Set in 1893 in a rural farming province in central India, Lagaan tells the story of a group of farmers that play a game of cricket against the British in order to avoid a land tax (Lagaan means land tax). Against the backdrop of the marathon cricket match and the preparations leading up to it, the film serves up numerous instances of Imperialist repression, a love triangle, and the aforementioned musical numbers. The film is an expensive one by Indian standards, even though it only cost a few million dollars, and gorgeous by any standards, with excellent photography that makes the beauty of the arid Indian landscapes apparent. The musical numbers, which pop up every half hour or so, are definite highlights, and, unlike those in Moulin Rouge!, allow us ample time to appreciate their intricate choreography. They donít exactly advance the plot, but since the plot is so simple anyway, theyíre more than welcome.

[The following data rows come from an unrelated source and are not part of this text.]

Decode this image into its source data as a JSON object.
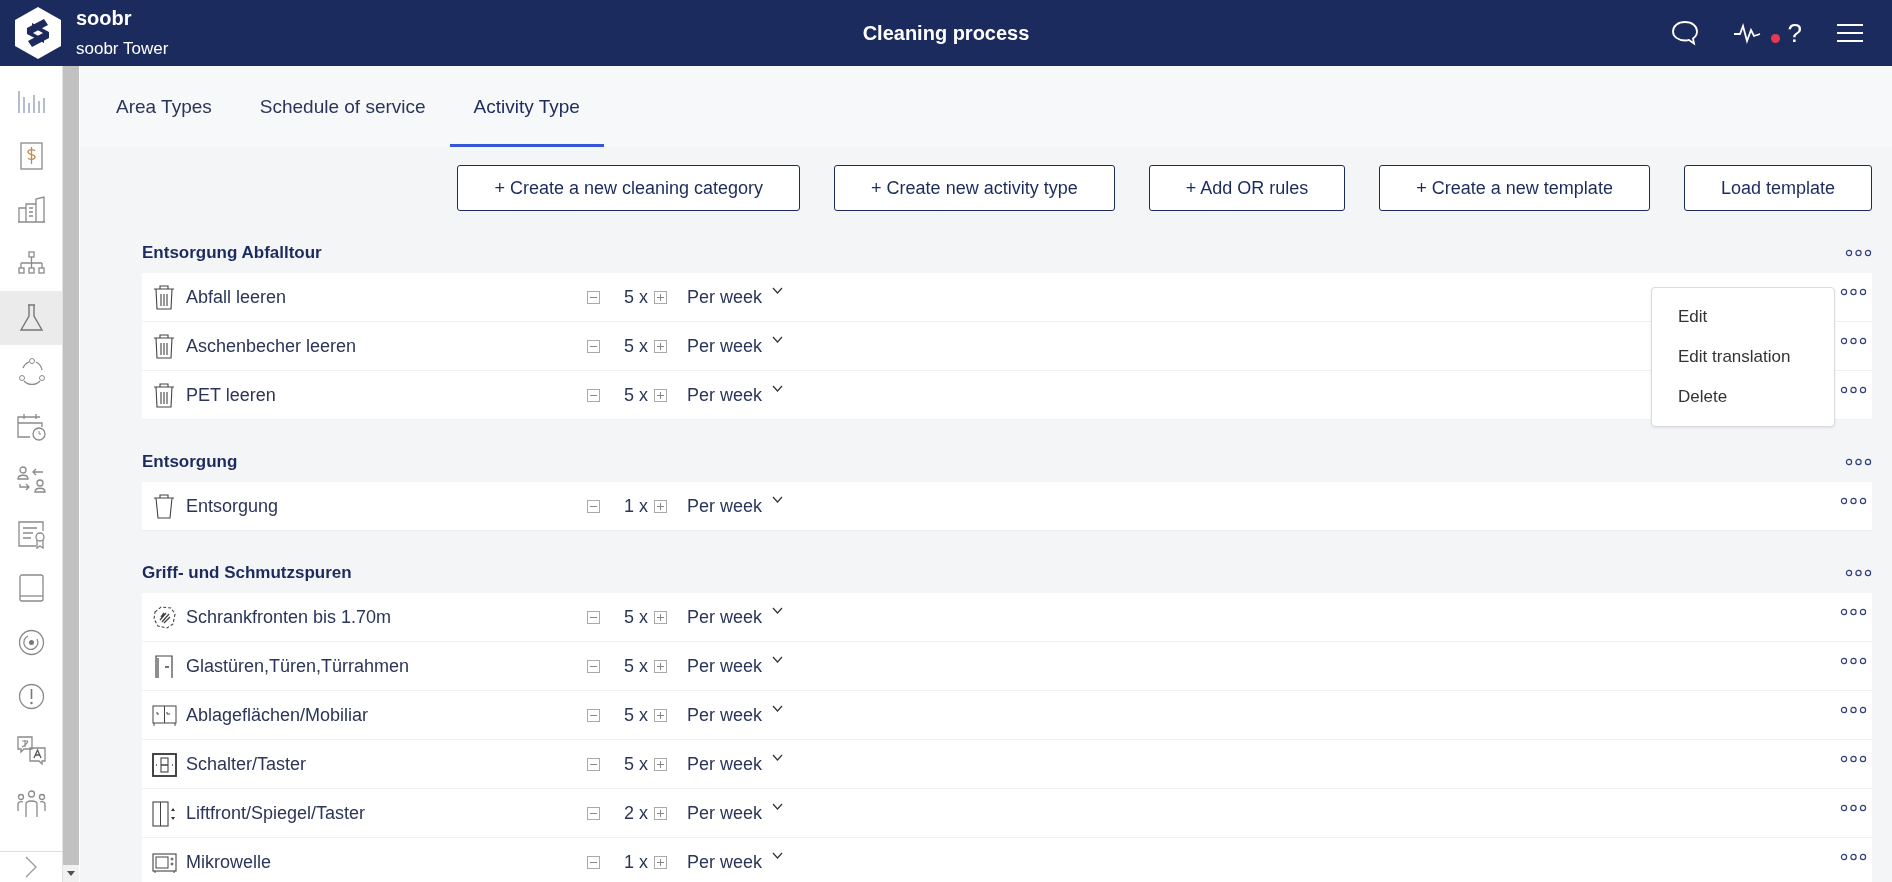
{
  "header": {
    "brand": "soobr",
    "site": "soobr Tower",
    "title": "Cleaning process",
    "alert": true,
    "help": "?"
  },
  "sidebar": {
    "items": [
      {
        "selected": false
      },
      {
        "selected": false
      },
      {
        "selected": false
      },
      {
        "selected": false
      },
      {
        "selected": true
      },
      {
        "selected": false
      },
      {
        "selected": false
      },
      {
        "selected": false
      },
      {
        "selected": false
      },
      {
        "selected": false
      },
      {
        "selected": false
      },
      {
        "selected": false
      },
      {
        "selected": false
      },
      {
        "selected": false
      }
    ]
  },
  "tabs": [
    {
      "label": "Area Types",
      "selected": false
    },
    {
      "label": "Schedule of service",
      "selected": false
    },
    {
      "label": "Activity Type",
      "selected": true
    }
  ],
  "actions": [
    "+ Create a new cleaning category",
    "+ Create new activity type",
    "+ Add OR rules",
    "+ Create a new template",
    "Load template"
  ],
  "sections": [
    {
      "title": "Entsorgung Abfalltour",
      "activities": [
        {
          "name": "Abfall leeren",
          "count": "5",
          "unit": "x",
          "frequency": "Per week",
          "menu_open": true
        },
        {
          "name": "Aschenbecher leeren",
          "count": "5",
          "unit": "x",
          "frequency": "Per week",
          "menu_open": false
        },
        {
          "name": "PET leeren",
          "count": "5",
          "unit": "x",
          "frequency": "Per week",
          "menu_open": false
        }
      ]
    },
    {
      "title": "Entsorgung",
      "activities": [
        {
          "name": "Entsorgung",
          "count": "1",
          "unit": "x",
          "frequency": "Per week",
          "menu_open": false
        }
      ]
    },
    {
      "title": "Griff- und Schmutzspuren",
      "activities": [
        {
          "name": "Schrankfronten bis 1.70m",
          "count": "5",
          "unit": "x",
          "frequency": "Per week",
          "menu_open": false
        },
        {
          "name": "Glastüren,Türen,Türrahmen",
          "count": "5",
          "unit": "x",
          "frequency": "Per week",
          "menu_open": false
        },
        {
          "name": "Ablageflächen/Mobiliar",
          "count": "5",
          "unit": "x",
          "frequency": "Per week",
          "menu_open": false
        },
        {
          "name": "Schalter/Taster",
          "count": "5",
          "unit": "x",
          "frequency": "Per week",
          "menu_open": false
        },
        {
          "name": "Liftfront/Spiegel/Taster",
          "count": "2",
          "unit": "x",
          "frequency": "Per week",
          "menu_open": false
        },
        {
          "name": "Mikrowelle",
          "count": "1",
          "unit": "x",
          "frequency": "Per week",
          "menu_open": false
        }
      ]
    }
  ],
  "context_menu": {
    "items": [
      "Edit",
      "Edit translation",
      "Delete"
    ]
  }
}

The problems of most Bollywood productions is that the many pieces fail to come together in a way that makes each of them feel intrinsic. Such excess certainly is a mild problem here too. The British troops are barely allowed to develop into characters at all, especially when compared to the team of Indians. The film takes time to introduce each of the cricket teamís eleven members separately, then makes us bear witness to the contribution of each during the actual game. As a result the filmís climactic cricket game lasts well over an hour. After watching two and a half hours of training, itís a bit much to bear. Itís also odd, that the rules of the game of cricket, a game that I really had no concept outside of the bits Iíve seen such Brit pix as Hope & Glory and The Crying Game, donít become obvious until the filmís final forty five minutes. The filmís more interested in providing sheer audience entertainment though than teaching us anything about cricket or politics. Perhaps, then, itís no great shock that the Academy, always an advocate of entertainment over enlightenment, would choose to nominate Lagaan out of the many Indian films released over the years. It and Moulin Rogue seem to reside in a middle ground between Hollywood and Bollywood conventions, both taking what elements from either that they see fit, and make a pleasing if slightly inconsequential bit of chutney from the pieces.